The broadcasting business has changed a ton in recent years. And it will change a ton in the near future. Change is pretty much the only constant, so looking back to some past time and saying that things should be like they were is silly and pointless. Still: there’s going to be some emotions and nostalgia when the Cubs, as it appears likely, cease to appear on WGN in the near future:
The Chicago Cubs have exercised an option to get out of their broadcast contract with WGN-TV after the 2014 season, sources said Wednesday. The team notified the Tribune Co.-owned station on Tuesday it had 30 days to agree to substantially higher fees for the 2015 season and beyond, or the broadcast rights would be opened up for negotiation with other media, according to a source close to the situation.
The Tribune article talks about all of the money and angles in play. WGN could still be a player. Or not. But the days when WGN and the Cubs went hand-in-hand are probably over. Really, since the Cubs have split time with WGN and Comcast for the past several years, they likely were over already.
The same story played out with the Braves and TBS. Which, very much like the Cubs and WGN, made fans of people who lived nowhere near the team they came to love. Now, thanks to technology, geography doesn’t keep someone from following a team they used to love back home. And weird national followings like those experienced by the Cubs and the Braves are a thing of the past too.
A report from the Baltimore Sun’s Dan Connolly suggests that free agent catcher Welington Castillo currently tops the Orioles’ list of potential backstop targets for the 2017 season. With Matt Wieters on the market, the Orioles lack a suitable platoon partner for Caleb Joseph behind the dish, and Connolly adds that the club has been discussing a multi-year deal with Castillo’s representatives since the Winter Meetings.
Castillo batted .264/.322/.423 with the Diamondbacks in 2016, racking up 14 home runs and driving in a career-high 68 RBI in 457 PA. His bat provides much of his upside, and Connolly quoted an anonymous National League scout who believes that the 29-year-old’s defensive profile has fallen short of his potential in recent years.
For better or worse, both the Orioles and Castillo appear far from locking in a deal for 2017. Both the Rays and Braves have expressed interest in the veteran catcher during the past week, while the Orioles are reportedly considering Wieters, Nick Hundley and Chris Iannetta as alternatives behind the plate.
The Phillies reportedly signed veteran outfielder Daniel Nava to a minor league contract, according to Matt Gelb of the Philadelphia Inquirer.
Nava began the season on a one-year contract with the Angels, during which he slashed .235/.309/.303 through 136 PA in the first half of 2016. He was flipped to the Royals in late August for a player to be named later and saw the remainder of his year go down the drain on an .091 average through 12 PA in Anaheim. After getting the boot from the Angels’ 40-man roster in November, the 33-year-old outfielder elected free agency.

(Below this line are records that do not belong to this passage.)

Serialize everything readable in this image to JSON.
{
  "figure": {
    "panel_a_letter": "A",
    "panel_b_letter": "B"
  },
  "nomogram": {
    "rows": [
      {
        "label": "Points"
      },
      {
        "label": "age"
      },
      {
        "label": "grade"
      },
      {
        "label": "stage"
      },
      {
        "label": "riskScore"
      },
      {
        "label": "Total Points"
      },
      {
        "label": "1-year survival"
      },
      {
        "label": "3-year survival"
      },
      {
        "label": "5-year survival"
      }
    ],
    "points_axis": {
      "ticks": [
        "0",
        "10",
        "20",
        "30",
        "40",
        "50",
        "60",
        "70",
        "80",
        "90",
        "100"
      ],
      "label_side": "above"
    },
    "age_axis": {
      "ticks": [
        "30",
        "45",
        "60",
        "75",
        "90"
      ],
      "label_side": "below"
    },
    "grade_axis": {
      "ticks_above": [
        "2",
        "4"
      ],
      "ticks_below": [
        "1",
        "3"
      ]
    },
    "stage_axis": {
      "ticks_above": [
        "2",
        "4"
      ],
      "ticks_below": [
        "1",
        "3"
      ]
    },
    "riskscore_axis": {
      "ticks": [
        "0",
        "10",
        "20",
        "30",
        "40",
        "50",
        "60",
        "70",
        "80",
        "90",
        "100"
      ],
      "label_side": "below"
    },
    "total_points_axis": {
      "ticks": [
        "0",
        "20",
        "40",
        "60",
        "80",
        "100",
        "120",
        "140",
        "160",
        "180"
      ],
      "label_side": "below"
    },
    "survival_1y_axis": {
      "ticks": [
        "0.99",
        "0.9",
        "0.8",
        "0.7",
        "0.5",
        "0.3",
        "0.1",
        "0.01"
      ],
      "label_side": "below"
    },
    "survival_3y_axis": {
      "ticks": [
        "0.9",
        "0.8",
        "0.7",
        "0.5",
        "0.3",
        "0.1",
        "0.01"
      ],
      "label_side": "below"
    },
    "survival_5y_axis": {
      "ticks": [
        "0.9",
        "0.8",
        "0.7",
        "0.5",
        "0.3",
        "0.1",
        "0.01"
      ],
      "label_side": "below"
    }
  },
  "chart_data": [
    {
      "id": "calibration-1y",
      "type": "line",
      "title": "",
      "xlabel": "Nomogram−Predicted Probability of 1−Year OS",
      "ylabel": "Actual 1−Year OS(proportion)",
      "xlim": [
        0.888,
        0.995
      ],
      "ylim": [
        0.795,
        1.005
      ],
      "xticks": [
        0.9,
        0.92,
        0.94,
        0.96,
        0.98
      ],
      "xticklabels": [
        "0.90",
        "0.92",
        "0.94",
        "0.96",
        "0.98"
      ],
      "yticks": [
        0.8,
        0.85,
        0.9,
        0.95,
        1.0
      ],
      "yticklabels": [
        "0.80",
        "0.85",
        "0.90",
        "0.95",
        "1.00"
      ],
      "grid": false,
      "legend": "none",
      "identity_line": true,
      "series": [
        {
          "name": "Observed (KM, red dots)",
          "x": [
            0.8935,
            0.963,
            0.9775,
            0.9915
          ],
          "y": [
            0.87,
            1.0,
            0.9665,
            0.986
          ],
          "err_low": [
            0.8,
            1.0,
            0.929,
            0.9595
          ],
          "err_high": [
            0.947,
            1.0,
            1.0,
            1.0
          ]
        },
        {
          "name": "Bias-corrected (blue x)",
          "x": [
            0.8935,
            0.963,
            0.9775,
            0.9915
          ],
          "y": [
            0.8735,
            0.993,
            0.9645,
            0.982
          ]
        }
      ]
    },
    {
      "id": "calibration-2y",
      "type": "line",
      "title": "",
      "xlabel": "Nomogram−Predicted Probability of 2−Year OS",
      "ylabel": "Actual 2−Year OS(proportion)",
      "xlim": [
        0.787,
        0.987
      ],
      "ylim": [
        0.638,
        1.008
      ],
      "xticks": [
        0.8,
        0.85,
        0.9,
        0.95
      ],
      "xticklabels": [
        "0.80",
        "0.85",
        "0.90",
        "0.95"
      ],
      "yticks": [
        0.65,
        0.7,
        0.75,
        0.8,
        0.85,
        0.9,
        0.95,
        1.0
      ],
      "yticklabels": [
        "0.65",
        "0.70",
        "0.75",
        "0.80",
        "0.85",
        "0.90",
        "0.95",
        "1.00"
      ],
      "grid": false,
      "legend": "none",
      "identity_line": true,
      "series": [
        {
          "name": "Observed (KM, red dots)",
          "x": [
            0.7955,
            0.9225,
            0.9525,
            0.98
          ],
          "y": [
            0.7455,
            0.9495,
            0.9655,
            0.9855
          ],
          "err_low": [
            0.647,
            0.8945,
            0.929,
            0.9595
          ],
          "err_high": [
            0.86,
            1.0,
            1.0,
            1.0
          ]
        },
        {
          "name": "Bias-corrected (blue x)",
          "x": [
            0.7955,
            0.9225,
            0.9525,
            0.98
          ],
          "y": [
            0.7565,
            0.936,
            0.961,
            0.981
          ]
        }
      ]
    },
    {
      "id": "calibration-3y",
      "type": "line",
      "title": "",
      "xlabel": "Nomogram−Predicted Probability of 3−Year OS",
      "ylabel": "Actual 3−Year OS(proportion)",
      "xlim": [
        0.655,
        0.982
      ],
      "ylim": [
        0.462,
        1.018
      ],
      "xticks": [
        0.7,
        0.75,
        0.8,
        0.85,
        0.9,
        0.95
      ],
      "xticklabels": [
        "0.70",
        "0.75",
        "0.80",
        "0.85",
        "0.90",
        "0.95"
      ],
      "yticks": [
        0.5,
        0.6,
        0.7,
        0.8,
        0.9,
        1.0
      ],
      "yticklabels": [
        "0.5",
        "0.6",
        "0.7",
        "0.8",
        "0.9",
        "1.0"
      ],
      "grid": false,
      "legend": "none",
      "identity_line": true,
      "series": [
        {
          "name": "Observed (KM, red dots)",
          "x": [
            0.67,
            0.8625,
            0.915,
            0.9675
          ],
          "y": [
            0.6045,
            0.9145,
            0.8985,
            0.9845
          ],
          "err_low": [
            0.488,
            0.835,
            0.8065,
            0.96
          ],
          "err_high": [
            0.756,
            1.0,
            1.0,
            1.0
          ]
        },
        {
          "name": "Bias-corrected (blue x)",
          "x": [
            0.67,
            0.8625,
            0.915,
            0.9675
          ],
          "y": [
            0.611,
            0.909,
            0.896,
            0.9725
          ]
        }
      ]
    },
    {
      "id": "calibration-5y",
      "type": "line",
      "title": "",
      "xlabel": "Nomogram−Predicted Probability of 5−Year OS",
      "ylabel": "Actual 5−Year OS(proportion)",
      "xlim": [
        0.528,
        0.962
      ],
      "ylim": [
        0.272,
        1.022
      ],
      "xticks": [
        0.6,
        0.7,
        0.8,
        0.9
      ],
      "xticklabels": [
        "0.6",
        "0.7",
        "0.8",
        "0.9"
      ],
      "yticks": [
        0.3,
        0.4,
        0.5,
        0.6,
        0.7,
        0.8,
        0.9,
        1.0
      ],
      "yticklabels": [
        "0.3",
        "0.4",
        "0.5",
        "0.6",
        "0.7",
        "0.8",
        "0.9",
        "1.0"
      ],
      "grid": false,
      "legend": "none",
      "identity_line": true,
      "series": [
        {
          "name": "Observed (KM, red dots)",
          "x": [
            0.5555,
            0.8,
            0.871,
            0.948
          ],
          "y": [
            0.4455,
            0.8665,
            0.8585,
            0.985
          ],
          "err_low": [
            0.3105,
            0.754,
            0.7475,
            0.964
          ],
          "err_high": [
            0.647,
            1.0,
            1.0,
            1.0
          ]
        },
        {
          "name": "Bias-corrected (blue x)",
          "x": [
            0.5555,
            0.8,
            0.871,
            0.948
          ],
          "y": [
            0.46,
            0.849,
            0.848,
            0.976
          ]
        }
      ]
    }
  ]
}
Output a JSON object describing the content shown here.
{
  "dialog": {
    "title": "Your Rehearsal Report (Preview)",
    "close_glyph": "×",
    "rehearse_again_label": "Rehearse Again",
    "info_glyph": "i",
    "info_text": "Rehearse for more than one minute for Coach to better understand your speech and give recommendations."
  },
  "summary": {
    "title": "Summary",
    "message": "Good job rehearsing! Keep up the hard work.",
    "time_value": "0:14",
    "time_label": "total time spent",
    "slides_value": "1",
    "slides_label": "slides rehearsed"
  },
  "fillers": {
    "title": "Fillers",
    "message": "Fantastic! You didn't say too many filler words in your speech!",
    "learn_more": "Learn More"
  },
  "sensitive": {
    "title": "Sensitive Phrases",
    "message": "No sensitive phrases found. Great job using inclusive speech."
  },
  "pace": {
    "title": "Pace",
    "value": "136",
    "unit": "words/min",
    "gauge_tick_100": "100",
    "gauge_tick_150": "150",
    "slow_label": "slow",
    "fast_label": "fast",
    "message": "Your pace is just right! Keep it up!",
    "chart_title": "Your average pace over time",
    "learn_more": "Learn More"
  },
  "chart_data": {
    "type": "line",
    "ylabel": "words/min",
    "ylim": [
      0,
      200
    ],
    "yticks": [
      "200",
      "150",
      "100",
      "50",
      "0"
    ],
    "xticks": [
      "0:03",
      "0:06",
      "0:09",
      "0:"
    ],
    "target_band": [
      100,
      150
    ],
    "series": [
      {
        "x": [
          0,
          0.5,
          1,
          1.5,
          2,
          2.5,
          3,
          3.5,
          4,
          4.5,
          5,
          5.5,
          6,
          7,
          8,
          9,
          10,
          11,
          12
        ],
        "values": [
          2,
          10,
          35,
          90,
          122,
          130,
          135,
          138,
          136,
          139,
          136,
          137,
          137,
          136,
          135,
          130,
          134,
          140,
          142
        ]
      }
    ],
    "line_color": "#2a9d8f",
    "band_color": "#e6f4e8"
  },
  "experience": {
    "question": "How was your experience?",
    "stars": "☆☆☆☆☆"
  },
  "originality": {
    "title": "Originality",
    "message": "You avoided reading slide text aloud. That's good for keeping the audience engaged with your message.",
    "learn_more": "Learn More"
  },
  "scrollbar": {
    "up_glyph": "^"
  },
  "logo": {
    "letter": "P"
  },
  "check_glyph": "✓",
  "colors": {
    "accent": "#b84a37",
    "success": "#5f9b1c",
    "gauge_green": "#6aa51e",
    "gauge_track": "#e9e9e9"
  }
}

Nava is expected to compete for a bench role on the Phillies’ roster in the spring. As it currently stands, the club’s projected 2017 outfield features Howie Kendrick and Odubel Herrera, with precious little depth behind them. Nava’s bat is underwhelming, but at the very least he offers the Phillies a warm body in left field and a potential platoon partner for one of their younger options, a la Tyler Goeddel or Roman Quinn.